COOPER v. TOKYO ELEC. POWER CO.
The Court rejected contentions that California rather than Japanese law governed claims stemming from the Fukushima disaster and held that principles of international comity required that any such claims be brought in Japan.
Panel: Judges Tashima, Wardlaw, and Bybee, with Judge Bybee writing the opinion.
Key Highlight: “We have little difficulty concluding that failure to apply Japanese law in these circumstances would significantly impair Japan’s interests. Japan’s Compensation Act is directed specifically at accidents at a nuclear facility; California’s products liability rules are general in nature and presumably cover everything from toasters to airplanes.”
Background: After the massive 2011 earthquake in Japan damaged the Fukushima nuclear power plant, hundreds of U.S. servicemembers helped to provide humanitarian aid. Alleging they were exposed to radiation, many of those servicemembers then brought suit against both the operator of the Fukushima plant and General Electric, which had manufactured key plant components. The district court granted both defendants’ motions to dismiss.
Result: The Ninth Circuit affirmed. The Court first addressed the claims against GE. As the parties did not dispute, if applicable, Japanese law would preclude any claims against GE: a Japanese statute provides that the operator of a nuclear plant is solely responsible for any nuclear damage associated with a reactor. And, the Ninth Circuit determined, Japanese law applied. The Court rejected the plaintiffs’ claims that this Japanese statute was categorically inapplicable because it was “procedural” rather than “substantive,” reasoning that the statute does not strip Japanese courts of jurisdiction but rather limits liability for certain injuries. Applying California choice-of-law principles, the Court then agreed with the district court that Japanese rather than California law applied. Although both California and Japan had a legitimate interest in the case, Japan’s interest would be “more impaired if its policy were subordinated” to that of California: Japan had sought to limit liability in order to encourage nuclear power, while California had a more limited interest in its residents recovering for out-of-State injuries. For many of the same reasons, the Ninth Circuit also concluded that Japanese law governed the plaintiffs’ claims against the plant’s operator.
The Court then turned to the basis for the district court’s dismissal of these claims against the plant operator: prudential considerations of international comity. The district court had previously refused to dismiss on this ground, and that refusal was affirmed in a prior appeal. But this time, the Court held that the district court had not abused its discretion in subsequently reaching the opposite conclusion on remand.
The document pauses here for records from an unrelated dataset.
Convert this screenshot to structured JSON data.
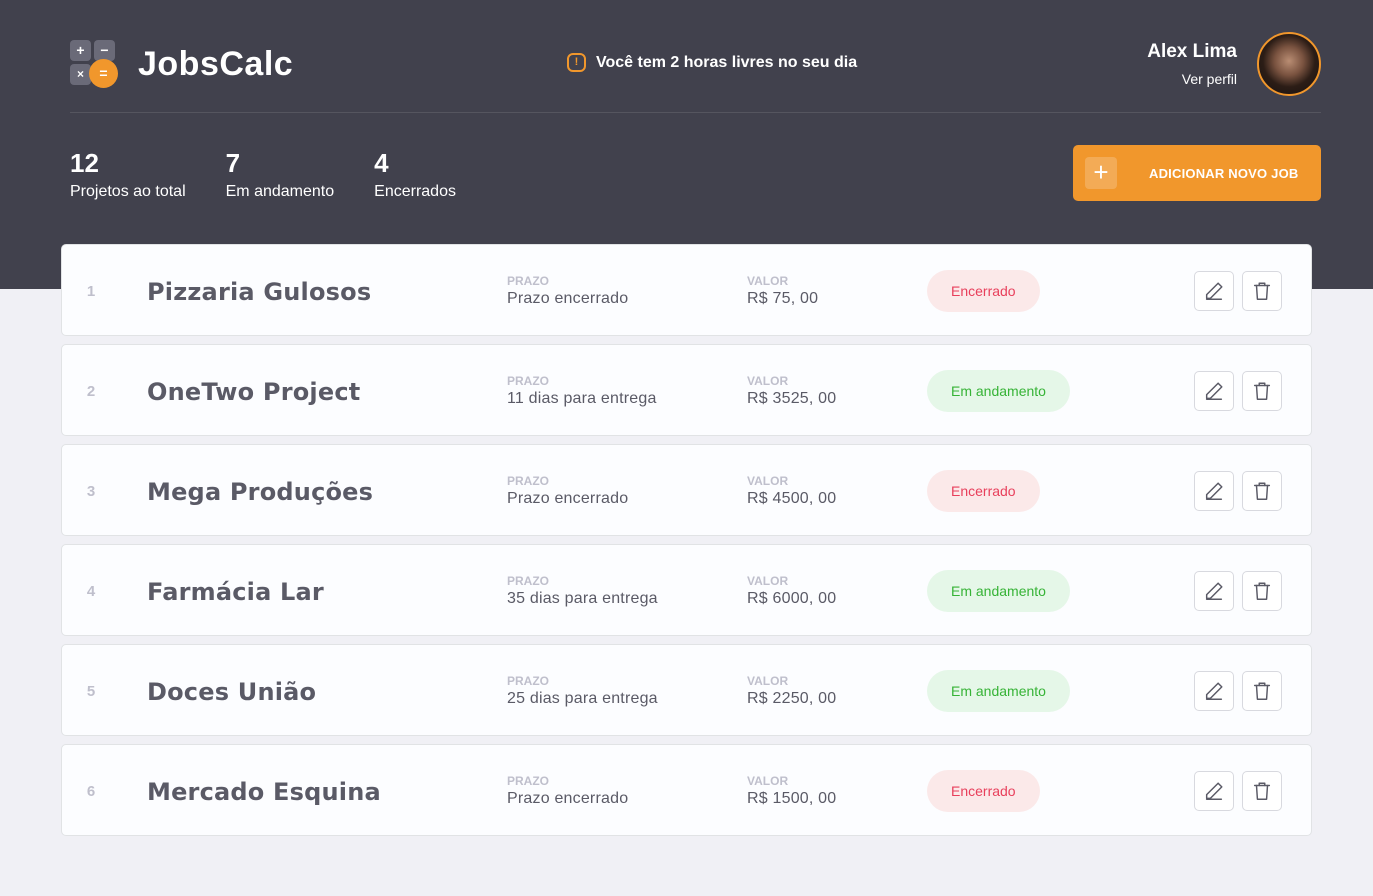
{
  "header": {
    "app_name": "JobsCalc",
    "logo_symbols": {
      "plus": "+",
      "minus": "−",
      "times": "×",
      "equals": "="
    },
    "notice_icon": "!",
    "notice": "Você tem 2 horas livres no seu dia",
    "user_name": "Alex Lima",
    "profile_link": "Ver perfil"
  },
  "summary": [
    {
      "value": "12",
      "label": "Projetos ao total"
    },
    {
      "value": "7",
      "label": "Em andamento"
    },
    {
      "value": "4",
      "label": "Encerrados"
    }
  ],
  "add_button": {
    "icon": "+",
    "label": "ADICIONAR NOVO JOB"
  },
  "field_labels": {
    "prazo": "PRAZO",
    "valor": "VALOR"
  },
  "jobs": [
    {
      "id": "1",
      "name": "Pizzaria Gulosos",
      "prazo": "Prazo encerrado",
      "valor": "R$ 75, 00",
      "status": "Encerrado",
      "status_type": "closed"
    },
    {
      "id": "2",
      "name": "OneTwo Project",
      "prazo": "11 dias para entrega",
      "valor": "R$ 3525, 00",
      "status": "Em andamento",
      "status_type": "progress"
    },
    {
      "id": "3",
      "name": "Mega Produções",
      "prazo": "Prazo encerrado",
      "valor": "R$ 4500, 00",
      "status": "Encerrado",
      "status_type": "closed"
    },
    {
      "id": "4",
      "name": "Farmácia Lar",
      "prazo": "35 dias para entrega",
      "valor": "R$ 6000, 00",
      "status": "Em andamento",
      "status_type": "progress"
    },
    {
      "id": "5",
      "name": "Doces União",
      "prazo": "25 dias para entrega",
      "valor": "R$ 2250, 00",
      "status": "Em andamento",
      "status_type": "progress"
    },
    {
      "id": "6",
      "name": "Mercado Esquina",
      "prazo": "Prazo encerrado",
      "valor": "R$ 1500, 00",
      "status": "Encerrado",
      "status_type": "closed"
    }
  ],
  "icons": {
    "edit": "pencil-icon",
    "delete": "trash-icon",
    "warning": "warning-icon"
  },
  "colors": {
    "header_bg": "#41414d",
    "accent": "#f1972c",
    "page_bg": "#f0f0f5",
    "closed_bg": "#fbe9e9",
    "closed_text": "#e83f5b",
    "progress_bg": "#e5f7e8",
    "progress_text": "#36b336"
  }
}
The Ninth Circuit emphasized that only after remand had the district court determined that Japanese law would apply and been able to consider the views of Japan and the U.S. State Department (which were submitted to Ninth Circuit in amicus briefs in the prior appeal). As the Court explained, “[t]he United States’ measured response pales in comparison to Japan’s unequivocal objection to the exercise of jurisdiction in U.S. courts,” and the district court had not abused its discretion in taking that strong interest into account.